Task details: Could you extract every entry below and reproduce it exactly?

Input records:
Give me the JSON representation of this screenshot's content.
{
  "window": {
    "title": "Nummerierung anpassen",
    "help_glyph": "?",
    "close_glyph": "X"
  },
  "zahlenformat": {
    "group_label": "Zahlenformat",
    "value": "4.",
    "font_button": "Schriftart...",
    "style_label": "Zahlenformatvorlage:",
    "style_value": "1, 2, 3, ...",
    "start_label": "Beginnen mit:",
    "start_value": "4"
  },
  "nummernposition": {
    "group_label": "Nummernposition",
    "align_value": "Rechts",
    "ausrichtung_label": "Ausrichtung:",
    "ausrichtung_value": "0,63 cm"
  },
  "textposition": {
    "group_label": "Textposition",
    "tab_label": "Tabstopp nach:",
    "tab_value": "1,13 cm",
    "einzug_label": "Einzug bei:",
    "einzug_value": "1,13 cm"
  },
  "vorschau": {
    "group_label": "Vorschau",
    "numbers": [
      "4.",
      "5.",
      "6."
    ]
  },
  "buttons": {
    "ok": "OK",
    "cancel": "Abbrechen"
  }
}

Task result:
Give me the JSON representation of this screenshot's content.
{
  "window": {
    "title": "Nummerierung anpassen",
    "help_glyph": "?",
    "close_glyph": "X"
  },
  "zahlenformat": {
    "group_label": "Zahlenformat",
    "value": "4.",
    "font_button": "Schriftart...",
    "style_label": "Zahlenformatvorlage:",
    "style_value": "1, 2, 3, ...",
    "start_label": "Beginnen mit:",
    "start_value": "4"
  },
  "nummernposition": {
    "group_label": "Nummernposition",
    "align_value": "Rechts",
    "ausrichtung_label": "Ausrichtung:",
    "ausrichtung_value": "0,63 cm"
  },
  "textposition": {
    "group_label": "Textposition",
    "tab_label": "Tabstopp nach:",
    "tab_value": "1,13 cm",
    "einzug_label": "Einzug bei:",
    "einzug_value": "1,13 cm"
  },
  "vorschau": {
    "group_label": "Vorschau",
    "numbers": [
      "4.",
      "5.",
      "6."
    ]
  },
  "buttons": {
    "ok": "OK",
    "cancel": "Abbrechen"
  }
}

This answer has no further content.